The aforementioned documents may be taken to a Brazilian Consular Office in the country where the baby was born. The Federal Constitution of 1988 states that children of Brazilians born abroad are also considered to be native Brazilians when this process is carried out.
Therefore, it is interesting to learn the location of the Brazilian consulate in the country where you intend to have your child, because even though Brazil is a country where unrestricted jus soli is in force, children of Brazilians have the right to be considered Brazilian citizens even if they are born outside Brazil.
However, when birth registration is done only in the country of origin, but not in a Brazilian Consular Office, the process works differently.
If registration is made in a civil registry office in Brazil, there is a future implication. When the child grows up and comes of age, he/she has to make a formal decision to retain his/her Brazilian nationality in the presence of a federal judge, which can be relatively time consuming and bureaucratic.
From the moment a person turns 18 years old, their status as native Brazilian is suspended until the person decides to retain their Brazilian nationality (if the person so whishes). This prevents the person from enjoying their rights as citizen, including having their signature notarized, having a Brazilian passport issued, and having a power of attorney drew up, for example.
Persons can enjoy their Brazilian nationality until they turn 18 years old, but from that age, they are able to make a decision and must choose one nationality. Nevertheless, this can be avoided if parents go to a Brazilian consulate in the country where their child was born to register their child’s birth.
Regardless of a person’s status, birth registration abroad will have to be translated by a sworn translator in order to become valid in Brazil. Sworn translations ensure the legal validity of a document and express its contents in a specific language.
The benefits of being born in another country where jus soli is in force are really great, such as being able to enjoy all rights native citizens are entitled to, especially in countries like the United States and Canada, which are among the most popular countries for those who want to study abroad.
Enjoying the benefits of being a citizen and being able to study, work and receive medical care, for example, is really great. However, one should remember that citizens also have duties, like reporting to the country’s federal revenue service and having to enlist in the army, for example, according to the law of each territory.
If you want your child to have these special conditions, make all the necessary plans to make sure you don’t miss anything, save a large amount of money (preferably an extra amount for emergency), and make your dream come true.
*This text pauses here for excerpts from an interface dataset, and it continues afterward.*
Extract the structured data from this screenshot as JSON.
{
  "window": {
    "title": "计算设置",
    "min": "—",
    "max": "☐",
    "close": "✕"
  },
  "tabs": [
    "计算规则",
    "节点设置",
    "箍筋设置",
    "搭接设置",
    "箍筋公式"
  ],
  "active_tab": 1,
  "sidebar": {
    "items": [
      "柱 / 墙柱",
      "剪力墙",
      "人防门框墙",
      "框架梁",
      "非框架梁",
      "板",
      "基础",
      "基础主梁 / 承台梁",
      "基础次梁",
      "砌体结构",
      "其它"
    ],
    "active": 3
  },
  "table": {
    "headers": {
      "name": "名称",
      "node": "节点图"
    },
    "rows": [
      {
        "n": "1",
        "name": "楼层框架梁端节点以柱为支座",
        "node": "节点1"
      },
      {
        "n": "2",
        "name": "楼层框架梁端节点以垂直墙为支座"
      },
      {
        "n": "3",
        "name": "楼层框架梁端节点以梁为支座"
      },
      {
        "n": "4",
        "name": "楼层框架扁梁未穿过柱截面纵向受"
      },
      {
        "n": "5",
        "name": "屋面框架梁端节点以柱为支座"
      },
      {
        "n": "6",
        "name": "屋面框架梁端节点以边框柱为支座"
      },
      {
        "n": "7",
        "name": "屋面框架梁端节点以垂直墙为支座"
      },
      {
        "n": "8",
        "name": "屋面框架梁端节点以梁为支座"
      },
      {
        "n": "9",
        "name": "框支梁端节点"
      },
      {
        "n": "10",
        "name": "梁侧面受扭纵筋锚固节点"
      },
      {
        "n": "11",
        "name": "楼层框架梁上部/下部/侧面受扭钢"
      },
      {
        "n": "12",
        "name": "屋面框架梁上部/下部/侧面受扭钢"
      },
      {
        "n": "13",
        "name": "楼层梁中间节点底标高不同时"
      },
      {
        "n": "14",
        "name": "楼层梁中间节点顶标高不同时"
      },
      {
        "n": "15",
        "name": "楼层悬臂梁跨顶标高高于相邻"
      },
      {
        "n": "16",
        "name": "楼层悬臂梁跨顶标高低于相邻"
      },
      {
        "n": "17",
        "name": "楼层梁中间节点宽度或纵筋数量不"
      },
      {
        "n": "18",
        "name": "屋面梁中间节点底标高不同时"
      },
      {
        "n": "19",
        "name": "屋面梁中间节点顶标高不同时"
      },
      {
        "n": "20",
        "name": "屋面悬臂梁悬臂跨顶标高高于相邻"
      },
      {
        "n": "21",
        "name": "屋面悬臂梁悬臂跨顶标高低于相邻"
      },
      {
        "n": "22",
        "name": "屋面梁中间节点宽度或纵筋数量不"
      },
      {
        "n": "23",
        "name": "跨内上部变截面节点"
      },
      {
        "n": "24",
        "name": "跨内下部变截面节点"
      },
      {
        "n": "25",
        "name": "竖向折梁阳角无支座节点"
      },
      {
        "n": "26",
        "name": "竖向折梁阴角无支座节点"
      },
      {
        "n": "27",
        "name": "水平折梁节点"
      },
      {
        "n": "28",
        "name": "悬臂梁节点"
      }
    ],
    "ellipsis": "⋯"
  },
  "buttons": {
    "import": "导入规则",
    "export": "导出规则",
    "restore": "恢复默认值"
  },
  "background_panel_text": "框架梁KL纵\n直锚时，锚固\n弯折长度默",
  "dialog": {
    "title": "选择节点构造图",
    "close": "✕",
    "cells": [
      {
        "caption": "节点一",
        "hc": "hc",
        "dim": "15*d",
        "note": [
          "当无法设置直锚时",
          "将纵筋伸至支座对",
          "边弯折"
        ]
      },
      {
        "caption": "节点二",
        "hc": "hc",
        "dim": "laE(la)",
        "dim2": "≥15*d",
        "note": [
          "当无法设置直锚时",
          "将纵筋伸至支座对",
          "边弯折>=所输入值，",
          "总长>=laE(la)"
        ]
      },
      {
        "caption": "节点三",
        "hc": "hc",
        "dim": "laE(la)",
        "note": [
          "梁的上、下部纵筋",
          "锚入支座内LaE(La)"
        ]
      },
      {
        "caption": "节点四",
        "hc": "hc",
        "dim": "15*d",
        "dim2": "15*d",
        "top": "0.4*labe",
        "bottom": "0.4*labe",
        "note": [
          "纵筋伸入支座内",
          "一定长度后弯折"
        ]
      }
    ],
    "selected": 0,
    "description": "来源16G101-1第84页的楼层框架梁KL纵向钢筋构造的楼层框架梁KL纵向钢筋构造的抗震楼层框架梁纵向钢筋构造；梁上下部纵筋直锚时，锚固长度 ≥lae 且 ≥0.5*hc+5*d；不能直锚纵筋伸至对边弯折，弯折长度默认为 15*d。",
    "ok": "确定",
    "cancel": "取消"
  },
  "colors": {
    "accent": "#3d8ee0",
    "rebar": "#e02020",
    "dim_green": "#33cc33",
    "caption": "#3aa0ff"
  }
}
Don’t forget you have to rely on a good translation agency, like Fidelity that has over 49 years of experience in the segment, to translate your foreign birth registration so that you comply with all legal requirements.